Phone: (09) 309 3740
Rating out of 10: Food: 8, Service: 8, Value: 8, Ambience: 8
O' Sarracino was recently sold to another Italian couple, Maurizo and Nadia, but executive chef Gaetano Spinosa remains in the kitchen and, we're told, he still traverses the fish and vegetable markets at dawn every morning looking for the freshest and best ingredients on offer.
So in we swooped. The restaurant itself, once the chapel of W.H. Tongue & Son Funeral Directors at the top of Eden Terrace, is elegant and spacious, with a large bar and chapel-shaped doors leading to the spotless bathrooms. Tables are well-spaced, so you never get shouted out. The walls are covered in posters, paintings and a ceramic plate collection brought by the new owners that ranges from Clarice Cliff lookalikes to a collection from Nadia's great-grandmother.
Overall it's a friendly, family, neighbourhood atmosphere. One patron, who flicked through the newspaper as he ate, spoke in fluent Italian and attacked his food with gusto, comes here every Tuesday "for my best meal of the week". Another group had come from different far-flung suburbs and chose O'Sarracino as their city meeting spot.
It's all very relaxed and mildly excitable. Our waiter, who spoke with a charming Italian accent, was middle aged, if not a pensioner, as waiters tend to be in Italy. He suggested we start with the restaurant's antipasto. So we did. It rolled out of the kitchen on large white platters sporting delicious deep-fried dumplings we had to cut in pieces for fear of spoiling our appetites, delectable seafood (including tiny tender octopi marinated in olive oil) marinated peppers, balls of fresh mozzarella, fresh, seasonal, tender zucchini, fragrant fried basil and much more besides. A steal at $14 a head.

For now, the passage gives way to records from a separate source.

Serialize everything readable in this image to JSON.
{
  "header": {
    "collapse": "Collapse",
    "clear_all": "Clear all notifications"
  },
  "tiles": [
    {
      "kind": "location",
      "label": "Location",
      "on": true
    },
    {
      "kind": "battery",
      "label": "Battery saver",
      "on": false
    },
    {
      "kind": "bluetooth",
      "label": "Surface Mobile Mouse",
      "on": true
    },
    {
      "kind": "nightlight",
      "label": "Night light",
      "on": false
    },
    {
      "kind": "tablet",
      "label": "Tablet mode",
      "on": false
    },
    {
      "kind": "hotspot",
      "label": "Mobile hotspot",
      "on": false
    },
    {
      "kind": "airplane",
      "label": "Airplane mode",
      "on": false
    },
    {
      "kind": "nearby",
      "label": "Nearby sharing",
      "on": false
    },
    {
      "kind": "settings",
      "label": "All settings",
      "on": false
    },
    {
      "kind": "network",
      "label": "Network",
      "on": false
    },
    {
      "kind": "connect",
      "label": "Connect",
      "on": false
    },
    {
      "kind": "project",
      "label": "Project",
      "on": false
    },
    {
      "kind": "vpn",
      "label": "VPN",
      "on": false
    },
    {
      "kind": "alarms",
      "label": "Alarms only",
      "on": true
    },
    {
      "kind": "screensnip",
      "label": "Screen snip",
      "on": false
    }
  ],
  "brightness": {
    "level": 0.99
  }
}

Next was the high point of my meal: O'Sarracino's handmade pasta. Of the two, the ravioli stuffed with duck and drizzled with a white truffle sauce laced with prawns was my favourite, though the ravioli di mare with prawns, snapper and lime served with a cherry tomato sauce was almost as good. And it's worth knowing that, being a proper restaurant rather than a trattoria, the pasta dishes are small. We were served around six pieces of large, well-stuffed ravioli, which gave us about two pieces each.
My main course was a little disappointing after all that - probably because I chose meat rather than the seafood, for which Neopolitan cuisine in general, and this restaurant in particular, are famous. Certainly, the dishes based on clams, prawns and fish were excellent. Benedict's zuppa di flavia, the fish soup that is O'Sarracino's signature dish, was beautiful. Tomato-based and rich, it tasted of sweet seafood on a spoon. Celia's zuppa fagioli with clams and cannellini bean base was also delectable.
Meanwhile, Brian's brasato, which translates into beef braised for four hours, was pretty good and mostly tender, but my scallopina porcini was unremarkable and only just tender enough.
Which brings us to the bellissimo finale, the dolci della casa, which was of course a brilliant tiramisu.
Overall it was a great night, full of Italian personality, fascinating old family photos, fabulous Neapolitan cooking that whipped Auckland's wonderful fresh seafood into the brilliant category and an atmosphere that took us straight back to one of the better restaurants we found all those years ago when we were in Italy.
Our meal: $389 for five antipasto and main courses, two pasta dishes, three desserts and three glasses of wine.
Wine list: A good mix of local and Italian wines, though relatively expensive at $13.50 and $14 a glass.
Verdict: The most authentic relatively upmarket Italian restaurant we've found in Auckland. O'Sarracino offers a delicious mixture of traditional and modern Neopolitan Italian cuisine that at times was quite breathtaking.